  • Weight gain.
  • Fainting.
  • Palpitations (flapping in the chest due to abnormal heart rhythms).
  • Dizziness or lightheadedness
  • Blood clots in the dilated left ventricle due to the accumulation of blood. If a blood clot breaks down, it can lodge in an artery and interrupt the flow of blood to the brain, causing a stroke.
  • Pain or pressure in the chest.
  • Sudden death

Diagnosis

Your doctor will decide if you have dilated cardiomyopathy after you see things like:

  • Your symptoms
  • Your family history
  • A physical exam
  • Blood test.
  • An electrocardiogram .
  • A chest x-ray.
  • An echocardiogram
  • A test of physical effort.
  • Cardiac catheterization.
  • A CT scan.
  • An MRI

Another test that is rarely done to find the cause of myocardiopathy is called a myocardial biopsy or heart biopsy. A sample of heart tissue is taken and examined under a microscope.

If you have a family member with dilated cardiomyopathy, ask your doctor if you should have a screening test. Genetic tests may also be available to find abnormal genes.

Treatment
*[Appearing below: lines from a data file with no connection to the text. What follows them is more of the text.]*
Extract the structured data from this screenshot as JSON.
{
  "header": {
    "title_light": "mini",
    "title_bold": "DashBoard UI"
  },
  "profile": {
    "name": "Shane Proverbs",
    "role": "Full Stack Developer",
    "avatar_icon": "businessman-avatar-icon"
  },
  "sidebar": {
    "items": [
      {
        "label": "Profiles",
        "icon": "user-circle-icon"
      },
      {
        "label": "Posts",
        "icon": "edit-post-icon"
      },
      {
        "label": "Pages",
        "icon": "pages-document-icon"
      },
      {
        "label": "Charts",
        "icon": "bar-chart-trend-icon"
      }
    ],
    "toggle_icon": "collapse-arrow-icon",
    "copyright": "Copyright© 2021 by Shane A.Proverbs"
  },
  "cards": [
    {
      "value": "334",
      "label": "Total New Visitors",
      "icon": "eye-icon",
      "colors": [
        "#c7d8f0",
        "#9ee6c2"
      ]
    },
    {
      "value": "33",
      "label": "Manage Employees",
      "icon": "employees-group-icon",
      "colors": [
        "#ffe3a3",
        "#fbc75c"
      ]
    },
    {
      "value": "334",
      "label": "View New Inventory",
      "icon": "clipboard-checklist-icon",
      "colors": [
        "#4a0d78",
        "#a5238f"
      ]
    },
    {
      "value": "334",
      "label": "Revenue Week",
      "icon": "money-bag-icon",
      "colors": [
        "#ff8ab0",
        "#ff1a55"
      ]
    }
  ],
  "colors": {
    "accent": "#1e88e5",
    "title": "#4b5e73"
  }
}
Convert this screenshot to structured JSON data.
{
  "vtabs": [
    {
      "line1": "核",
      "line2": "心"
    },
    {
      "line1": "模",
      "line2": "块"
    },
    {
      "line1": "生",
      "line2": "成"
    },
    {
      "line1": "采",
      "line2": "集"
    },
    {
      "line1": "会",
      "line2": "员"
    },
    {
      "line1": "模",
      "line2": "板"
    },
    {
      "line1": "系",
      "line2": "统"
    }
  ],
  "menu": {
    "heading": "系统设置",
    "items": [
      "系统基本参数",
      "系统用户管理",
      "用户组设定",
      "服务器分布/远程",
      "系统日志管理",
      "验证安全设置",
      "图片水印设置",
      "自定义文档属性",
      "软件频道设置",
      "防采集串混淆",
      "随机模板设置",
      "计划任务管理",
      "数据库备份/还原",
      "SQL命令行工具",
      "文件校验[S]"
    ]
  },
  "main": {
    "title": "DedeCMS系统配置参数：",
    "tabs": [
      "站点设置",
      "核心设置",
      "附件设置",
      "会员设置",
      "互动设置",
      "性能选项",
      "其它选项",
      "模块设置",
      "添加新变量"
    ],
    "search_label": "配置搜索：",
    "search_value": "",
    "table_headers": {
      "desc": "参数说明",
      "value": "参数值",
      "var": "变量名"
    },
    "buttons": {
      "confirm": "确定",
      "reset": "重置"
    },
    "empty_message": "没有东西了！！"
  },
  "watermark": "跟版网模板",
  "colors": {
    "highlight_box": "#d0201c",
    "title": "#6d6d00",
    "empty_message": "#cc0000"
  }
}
In the case of dilated cardiomyopathy, its goal is to strengthen the heart and eliminate substances in the bloodstream that enlarge the heart and cause more serious symptoms.

Medications: To control heart failure, most people take medications, such as:

  • Beta blocker.
  • ACE inhibitor an ARB.
  • Diuretic.

If you have an arrhythmia (irregular heartbeat), your doctor may give you medicines to control your heart rate or make them less often. Anticoagulants can also be used to prevent blood clots.

Changes in lifestyle: if you have heart failure, you should consume less sodium, according to your doctor’s recommendations. You may be instructed to do aerobic exercise, but do not do weights.

Possible procedures:

People with severe dilated cardiomyopathy may need one of the following surgeries:

Cardiac resynchronization with biventricular pacemaker: for some people with DCM, stimulating the right and left ventricles with this helps the contractions of your heart to strengthen. This improves your symptoms and allows you to exercise more.

The pacemaker will also help people with heart block (a problem with the heart’s electrical system) or some bradycardia (slow heart rates).

Implantable cardioverter defibrillators: are recommended for people at risk of life-threatening arrhythmias or sudden cardiac death.

Constantly monitor the rhythm of your heart. When it finds a very fast and abnormal rhythm, it “shocks” the heart muscle in a healthy rhythm.

Surgery: Your doctor may recommend surgery for coronary artery disease or valvular heart disease. You may be eligible for one to fix your left ventricle or one that provides a device to help your heart function better.

Heart transplant: they are usually only for those with heart failure in the terminal stage. You will go through a selection process.

The hearts that can be used are scarce. In addition, he must be sick enough to need a new heart and healthy enough to undergo the procedure.